Shakespeare put the question "What's in a name?" in the mouth of the love-struck Romeo, but it seems our politicians, diplomats and military are asking the same question about the enemy they are preparing to face in the Middle East. Most commonly called "Isis" or "Isil", the Islamic State of Iraq and the Levant gets different versions at different times from the Government, with "IS" and "Islamic State" also thrown in. But the New Zealand military seems to be following the style of other governments and the United Nations, which dislike that name and instead call them "Daesh", which comes from the Arabic acronym for the terrorist group. One can only hope that the confusion of titles doesn't point to different views of the enemy, or the nature of New Zealand's mission. WORDS
From down the back
It is not clear whether it was coincidence or a pointed message from National that former ministers Judith Collins and Maurice Williamson were given only shared speaking rights in the formal parliamentary debate on the Prime Minister's statement. Rubbing it in further, the split call came late on a Thursday afternoon, a time when many Auckland MPs are racing for the airport. Williamson gave a "great big thank you" to his party whips for the time slot. Collins said the arrangements were appropriate for the circumstances. Both dutifully mocked Labour, and Williamson showed he had been using his free time to improve his word power, describing Labour as "quaquaversal" (sloping downward from the centre in all directions).
Voice of experience
The latest rumour doing the rounds in political circles is that Trade Negotiations Minister Tim Groser is going to replace Mike Moore as Our Man in Washington when his term is up at the end of the year.
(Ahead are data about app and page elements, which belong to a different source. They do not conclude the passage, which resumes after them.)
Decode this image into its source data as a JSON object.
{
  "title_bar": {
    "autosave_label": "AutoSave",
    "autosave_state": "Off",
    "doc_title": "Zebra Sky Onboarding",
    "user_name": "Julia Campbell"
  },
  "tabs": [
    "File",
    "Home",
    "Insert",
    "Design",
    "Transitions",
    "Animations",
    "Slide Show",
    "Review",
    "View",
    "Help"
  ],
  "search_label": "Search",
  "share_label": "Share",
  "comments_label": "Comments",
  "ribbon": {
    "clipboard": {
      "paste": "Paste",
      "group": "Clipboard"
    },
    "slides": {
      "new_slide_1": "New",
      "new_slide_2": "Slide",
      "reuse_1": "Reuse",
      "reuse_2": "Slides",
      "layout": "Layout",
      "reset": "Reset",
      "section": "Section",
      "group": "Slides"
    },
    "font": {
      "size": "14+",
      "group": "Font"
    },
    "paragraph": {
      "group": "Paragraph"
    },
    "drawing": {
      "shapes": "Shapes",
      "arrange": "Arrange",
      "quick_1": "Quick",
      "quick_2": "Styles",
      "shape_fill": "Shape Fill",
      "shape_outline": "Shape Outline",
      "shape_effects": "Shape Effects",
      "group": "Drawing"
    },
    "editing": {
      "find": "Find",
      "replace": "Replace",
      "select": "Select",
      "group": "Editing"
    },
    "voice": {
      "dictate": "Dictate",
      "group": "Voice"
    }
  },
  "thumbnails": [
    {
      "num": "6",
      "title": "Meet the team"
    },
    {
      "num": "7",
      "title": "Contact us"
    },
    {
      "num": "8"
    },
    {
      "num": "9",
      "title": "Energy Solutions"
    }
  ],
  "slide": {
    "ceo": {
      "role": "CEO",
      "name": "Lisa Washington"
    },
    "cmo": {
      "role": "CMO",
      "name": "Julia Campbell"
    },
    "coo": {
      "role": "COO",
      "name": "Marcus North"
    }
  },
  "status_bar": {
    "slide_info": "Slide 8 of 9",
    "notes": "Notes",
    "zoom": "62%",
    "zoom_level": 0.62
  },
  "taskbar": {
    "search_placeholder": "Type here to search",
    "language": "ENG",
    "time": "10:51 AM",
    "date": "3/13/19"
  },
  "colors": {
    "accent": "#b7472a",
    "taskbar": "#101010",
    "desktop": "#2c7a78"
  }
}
Groser has the credentials for the job, and making him ambassador would have the added bonus of ending his speeches to fellow caucus members.